Tadzhigul Begmedova, chairwoman of the Turkmen Helsinki Foundation, a human rights organization, said Muradova’s three adult children reported seeing the journalist dazed, incoherent, and apparently drugged in prison. During her detention, she said, Muradova was forced to “confess” to taking part in a foreign conspiracy to smear the country.
The foundation, based in Bulgaria because it cannot operate under President Saparmurat Niyazov’s regime, said political detainees are often drugged in Turkmen prisons and forced to confess to elaborate schemes of spying for foreign powers or slandering Turkmenistan.
In June, for instance, Turkmen security officials claimed to have stopped a foreign plot to destabilize the country. One of the alleged plotters, local human rights advocate Annakurban Amanklychev, was described by witnesses as “unrecognizable” after three days of abusive interrogation, Begmedova told RFE/RL. Amanklychev and two other Turkmen human rights activist, Sapardurdy Khadzhiyev and Yelena Ovezova, have been held without charge for two months, CPJ sources said.
Turkmen authorities have not specified the reasons for holding the journalist and three activists. But the state-controlled press has accused Muradova of smearing Turkmenistan’s international reputation. The newspaper Neitralny Turkmenistan, for example, said in June that Muradova had reported “slanderous information” about Turkmenistan to Begmedova in Bulgaria.
On June 19, Niyazov issued a statement on national television condemning Muradova, Amanklychev, Ovezova, and Khadzhiyev. “I don’t know why [the detainees] are engaged in such dirty business in Turkmenistan, a peaceful country where justice is ruling and where nobody is disgraced. … Let people condemn the traitors. The entire population is proud of their motherland, whereas they are trying to harm it,” Amnesty International quoted Niyazov as saying.
The pressure on Muradova mounted this year. In May, she told RFE/RL and the Turkmen Helsinki Foundation that she was being followed by security agents. She said agents were watching her apartment around the clock, threatening her with eviction from her home, and threatening to imprison her son and two daughters if she did not stop contributing to RFE/RL.
The day before her arrest, Muradova said that arsonists set her elderly mother’s home on fire. Neighbors helped put out the blaze, the Turkmen Helsinki Foundation reported. Authorities also jailed Muradova’s three adult children for two weeks in late June, according to international press reports. For more information, see CPJ’s June 21 alert.

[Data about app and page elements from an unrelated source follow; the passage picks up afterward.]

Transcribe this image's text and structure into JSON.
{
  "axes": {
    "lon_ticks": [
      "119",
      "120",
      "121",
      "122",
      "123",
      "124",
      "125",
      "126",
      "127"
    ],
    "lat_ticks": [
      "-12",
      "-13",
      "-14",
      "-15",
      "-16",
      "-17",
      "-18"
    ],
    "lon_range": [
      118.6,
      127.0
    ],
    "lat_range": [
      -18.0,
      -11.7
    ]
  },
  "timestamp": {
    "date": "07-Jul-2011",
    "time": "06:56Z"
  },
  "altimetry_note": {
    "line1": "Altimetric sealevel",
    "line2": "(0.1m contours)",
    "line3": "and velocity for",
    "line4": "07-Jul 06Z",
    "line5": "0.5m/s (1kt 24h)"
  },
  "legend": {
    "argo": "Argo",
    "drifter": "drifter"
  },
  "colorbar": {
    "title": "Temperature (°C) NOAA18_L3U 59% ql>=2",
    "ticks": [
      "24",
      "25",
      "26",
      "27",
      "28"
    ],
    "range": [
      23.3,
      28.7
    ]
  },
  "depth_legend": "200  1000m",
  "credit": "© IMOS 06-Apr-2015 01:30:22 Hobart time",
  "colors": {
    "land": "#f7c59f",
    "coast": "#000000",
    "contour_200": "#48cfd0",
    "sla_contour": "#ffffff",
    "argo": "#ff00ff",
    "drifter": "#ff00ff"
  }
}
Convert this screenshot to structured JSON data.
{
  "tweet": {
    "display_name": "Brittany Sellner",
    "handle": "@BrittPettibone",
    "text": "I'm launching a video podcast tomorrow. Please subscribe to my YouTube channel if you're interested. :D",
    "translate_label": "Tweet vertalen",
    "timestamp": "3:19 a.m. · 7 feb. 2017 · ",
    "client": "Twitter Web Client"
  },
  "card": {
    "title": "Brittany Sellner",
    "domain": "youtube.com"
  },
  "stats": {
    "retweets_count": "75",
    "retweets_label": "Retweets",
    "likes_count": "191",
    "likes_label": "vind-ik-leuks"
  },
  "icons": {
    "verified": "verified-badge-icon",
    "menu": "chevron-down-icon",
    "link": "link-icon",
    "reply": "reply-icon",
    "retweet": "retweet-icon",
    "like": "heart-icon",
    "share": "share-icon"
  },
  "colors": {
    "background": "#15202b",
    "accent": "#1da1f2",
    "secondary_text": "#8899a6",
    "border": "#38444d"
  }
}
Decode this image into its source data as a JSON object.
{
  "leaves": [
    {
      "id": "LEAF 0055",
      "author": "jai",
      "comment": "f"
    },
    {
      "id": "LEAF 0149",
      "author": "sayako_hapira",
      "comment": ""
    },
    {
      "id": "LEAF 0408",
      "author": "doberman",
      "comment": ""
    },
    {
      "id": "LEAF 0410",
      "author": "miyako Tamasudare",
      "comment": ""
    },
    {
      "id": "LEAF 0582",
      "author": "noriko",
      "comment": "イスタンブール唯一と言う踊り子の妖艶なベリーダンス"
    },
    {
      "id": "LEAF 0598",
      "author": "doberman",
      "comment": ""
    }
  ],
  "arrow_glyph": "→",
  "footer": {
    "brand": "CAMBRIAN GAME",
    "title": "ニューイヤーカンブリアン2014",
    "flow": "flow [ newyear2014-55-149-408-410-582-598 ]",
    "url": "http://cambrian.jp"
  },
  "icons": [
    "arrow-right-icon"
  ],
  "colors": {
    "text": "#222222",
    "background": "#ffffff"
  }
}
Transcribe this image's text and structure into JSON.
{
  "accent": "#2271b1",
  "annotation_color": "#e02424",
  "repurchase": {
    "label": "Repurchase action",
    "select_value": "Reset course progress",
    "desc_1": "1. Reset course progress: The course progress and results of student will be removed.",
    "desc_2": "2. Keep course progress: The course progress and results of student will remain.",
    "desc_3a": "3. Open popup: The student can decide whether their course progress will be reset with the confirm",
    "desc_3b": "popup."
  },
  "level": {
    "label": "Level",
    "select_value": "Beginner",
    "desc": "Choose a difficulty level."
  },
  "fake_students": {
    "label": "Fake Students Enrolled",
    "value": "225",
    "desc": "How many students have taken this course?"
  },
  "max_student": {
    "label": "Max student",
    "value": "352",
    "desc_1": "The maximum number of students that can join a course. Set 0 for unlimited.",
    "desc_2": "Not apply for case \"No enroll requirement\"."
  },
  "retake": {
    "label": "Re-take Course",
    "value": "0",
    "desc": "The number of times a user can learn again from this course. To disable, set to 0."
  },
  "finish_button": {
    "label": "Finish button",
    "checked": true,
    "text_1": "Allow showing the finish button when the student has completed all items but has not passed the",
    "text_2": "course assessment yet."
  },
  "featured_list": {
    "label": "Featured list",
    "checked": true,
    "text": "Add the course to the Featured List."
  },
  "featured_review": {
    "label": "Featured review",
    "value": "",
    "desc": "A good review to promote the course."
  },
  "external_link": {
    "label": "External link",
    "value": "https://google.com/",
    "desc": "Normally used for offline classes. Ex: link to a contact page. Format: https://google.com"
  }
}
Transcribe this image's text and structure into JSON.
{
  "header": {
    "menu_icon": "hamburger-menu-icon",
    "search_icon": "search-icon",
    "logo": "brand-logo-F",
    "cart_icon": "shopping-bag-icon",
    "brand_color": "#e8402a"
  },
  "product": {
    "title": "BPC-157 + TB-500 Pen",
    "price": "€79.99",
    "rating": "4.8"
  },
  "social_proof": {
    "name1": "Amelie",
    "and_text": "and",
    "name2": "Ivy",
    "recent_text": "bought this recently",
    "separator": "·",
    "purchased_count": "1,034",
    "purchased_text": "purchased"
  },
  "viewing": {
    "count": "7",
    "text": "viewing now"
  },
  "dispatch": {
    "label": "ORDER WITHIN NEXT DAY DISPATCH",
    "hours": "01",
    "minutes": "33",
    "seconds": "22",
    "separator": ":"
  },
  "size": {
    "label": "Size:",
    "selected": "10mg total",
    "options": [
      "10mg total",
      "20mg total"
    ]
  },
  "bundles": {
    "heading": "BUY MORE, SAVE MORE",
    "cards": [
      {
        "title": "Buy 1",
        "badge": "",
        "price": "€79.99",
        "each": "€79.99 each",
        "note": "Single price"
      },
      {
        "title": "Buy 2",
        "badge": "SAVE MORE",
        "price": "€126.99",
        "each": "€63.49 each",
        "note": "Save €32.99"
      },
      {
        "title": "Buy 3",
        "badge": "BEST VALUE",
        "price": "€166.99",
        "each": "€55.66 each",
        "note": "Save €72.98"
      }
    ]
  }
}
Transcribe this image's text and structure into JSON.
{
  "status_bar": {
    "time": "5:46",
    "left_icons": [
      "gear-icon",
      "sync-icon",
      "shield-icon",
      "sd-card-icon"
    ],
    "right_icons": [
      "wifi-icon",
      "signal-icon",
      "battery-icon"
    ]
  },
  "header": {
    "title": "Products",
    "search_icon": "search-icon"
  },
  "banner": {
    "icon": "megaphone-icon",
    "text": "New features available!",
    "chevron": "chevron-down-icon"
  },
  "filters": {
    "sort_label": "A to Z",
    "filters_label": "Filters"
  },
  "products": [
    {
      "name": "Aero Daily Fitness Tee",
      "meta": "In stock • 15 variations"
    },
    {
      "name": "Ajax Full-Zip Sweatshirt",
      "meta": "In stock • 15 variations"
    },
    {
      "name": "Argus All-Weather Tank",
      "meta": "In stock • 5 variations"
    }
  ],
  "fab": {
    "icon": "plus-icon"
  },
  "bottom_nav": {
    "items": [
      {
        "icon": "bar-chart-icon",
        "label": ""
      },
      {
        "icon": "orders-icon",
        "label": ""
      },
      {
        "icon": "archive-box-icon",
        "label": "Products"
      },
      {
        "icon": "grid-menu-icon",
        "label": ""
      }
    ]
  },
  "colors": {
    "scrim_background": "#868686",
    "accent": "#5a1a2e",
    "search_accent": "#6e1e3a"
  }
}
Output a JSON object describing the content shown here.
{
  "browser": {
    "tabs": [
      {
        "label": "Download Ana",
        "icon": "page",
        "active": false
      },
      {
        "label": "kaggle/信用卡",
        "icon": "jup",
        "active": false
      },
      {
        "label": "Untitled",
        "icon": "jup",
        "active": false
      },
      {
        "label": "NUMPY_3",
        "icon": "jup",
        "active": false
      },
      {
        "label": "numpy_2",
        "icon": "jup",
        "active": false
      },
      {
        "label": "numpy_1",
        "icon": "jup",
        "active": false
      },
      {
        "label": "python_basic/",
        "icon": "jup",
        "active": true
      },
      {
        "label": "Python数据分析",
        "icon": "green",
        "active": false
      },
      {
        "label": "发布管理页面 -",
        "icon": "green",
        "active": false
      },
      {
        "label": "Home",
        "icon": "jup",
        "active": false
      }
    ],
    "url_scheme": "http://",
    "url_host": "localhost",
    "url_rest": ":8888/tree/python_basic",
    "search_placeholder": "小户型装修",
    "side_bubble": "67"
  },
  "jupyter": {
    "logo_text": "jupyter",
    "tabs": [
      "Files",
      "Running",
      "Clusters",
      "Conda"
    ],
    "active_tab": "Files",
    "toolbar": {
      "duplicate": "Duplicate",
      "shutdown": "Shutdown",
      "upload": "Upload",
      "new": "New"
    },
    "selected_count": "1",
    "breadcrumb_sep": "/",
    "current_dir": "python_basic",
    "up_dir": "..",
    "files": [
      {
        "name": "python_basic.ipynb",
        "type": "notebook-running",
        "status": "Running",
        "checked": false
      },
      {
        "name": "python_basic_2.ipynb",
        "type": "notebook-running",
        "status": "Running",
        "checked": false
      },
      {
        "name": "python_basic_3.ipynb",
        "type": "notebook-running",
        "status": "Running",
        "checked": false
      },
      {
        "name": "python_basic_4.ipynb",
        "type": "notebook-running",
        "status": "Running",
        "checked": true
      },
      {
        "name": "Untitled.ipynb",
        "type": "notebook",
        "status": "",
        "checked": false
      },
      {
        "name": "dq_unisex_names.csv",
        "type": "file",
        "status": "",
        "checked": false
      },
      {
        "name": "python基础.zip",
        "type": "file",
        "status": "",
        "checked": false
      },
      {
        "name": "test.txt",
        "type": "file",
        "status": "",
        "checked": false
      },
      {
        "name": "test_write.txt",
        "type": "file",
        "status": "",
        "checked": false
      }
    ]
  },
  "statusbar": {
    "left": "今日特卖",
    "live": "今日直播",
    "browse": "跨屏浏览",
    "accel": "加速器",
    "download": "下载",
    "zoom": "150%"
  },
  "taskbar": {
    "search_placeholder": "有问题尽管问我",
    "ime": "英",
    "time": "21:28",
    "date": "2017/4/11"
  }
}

Turkmenistan is one of the world’s most censored nations. Read CPJ’s report.